The High Court has temporarily suspended implementation of Section 8(4) of the Immigration Act, which prescribes that an individual who fails to disclose his/her dual citizenship within three months is liable to pay a fine of Ksh.5 million, three years imprisonment or both.
“In the Interim and pending of the petition, the court be pleased and hereby issues a conservatory order in public interest and in the end of justice, suspending and or staying the continued implementation of action under prosecution or any act enforcing section 8(4) of the Kenyan Citizenship and Immigration Act against the petitioner or any other Kenyan Citizen in Kenya or in the diaspora who has acquired dual citizenship,” reads the order.
This follows an application filed by businessman Kariuki Ndegwa who argued that the law provides no defense or an exception if the stipulated time frame of three months upon getting the second citizenship elapses.
Through his lawyers, the businessman submitted that the law does not only concern him but also thousands of Kenyan citizens by birth who have acquired citizenship of other countries, who are apprehensive to enjoy their right to enter Kenya due to the real fear and danger of being arrested at the airport on account of a crime under this law.
Kariuki wants the law declared unconstitutional, arguing it limits freedom of movement as guaranteed by the Constitution.
He further terms the punishment as stiff, arbitrary, oppressive and unjustifiable.
“It is disproportionate and excessive to punish Kenyans working abroad through conviction and stiff sentencing on account of an administrative issue of disclosure that can be achieved through less restrictive means,” claims Kariuki.
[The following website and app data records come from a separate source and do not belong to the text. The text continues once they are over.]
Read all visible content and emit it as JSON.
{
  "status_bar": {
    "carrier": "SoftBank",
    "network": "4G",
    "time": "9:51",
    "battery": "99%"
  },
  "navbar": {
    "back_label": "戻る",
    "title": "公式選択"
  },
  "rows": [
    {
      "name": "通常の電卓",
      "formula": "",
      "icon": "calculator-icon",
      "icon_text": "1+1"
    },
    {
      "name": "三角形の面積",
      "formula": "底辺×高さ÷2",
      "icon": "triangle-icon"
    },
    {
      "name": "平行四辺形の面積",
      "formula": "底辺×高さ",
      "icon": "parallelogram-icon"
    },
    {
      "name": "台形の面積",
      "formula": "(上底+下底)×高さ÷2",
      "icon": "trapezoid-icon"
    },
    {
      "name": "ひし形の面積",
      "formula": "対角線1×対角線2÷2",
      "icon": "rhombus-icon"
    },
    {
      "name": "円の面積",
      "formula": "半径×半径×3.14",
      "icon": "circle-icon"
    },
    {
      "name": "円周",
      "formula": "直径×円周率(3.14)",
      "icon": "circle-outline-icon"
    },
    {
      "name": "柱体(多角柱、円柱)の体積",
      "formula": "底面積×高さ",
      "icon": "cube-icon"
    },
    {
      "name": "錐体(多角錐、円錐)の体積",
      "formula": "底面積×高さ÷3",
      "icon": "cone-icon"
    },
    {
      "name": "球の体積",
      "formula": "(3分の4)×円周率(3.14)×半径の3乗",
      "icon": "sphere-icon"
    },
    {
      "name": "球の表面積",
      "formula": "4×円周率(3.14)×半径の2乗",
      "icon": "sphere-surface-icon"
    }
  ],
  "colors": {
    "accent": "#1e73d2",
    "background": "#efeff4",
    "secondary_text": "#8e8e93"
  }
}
He added that the law is discriminating as it only targets Kenyans, not other foreign nationals.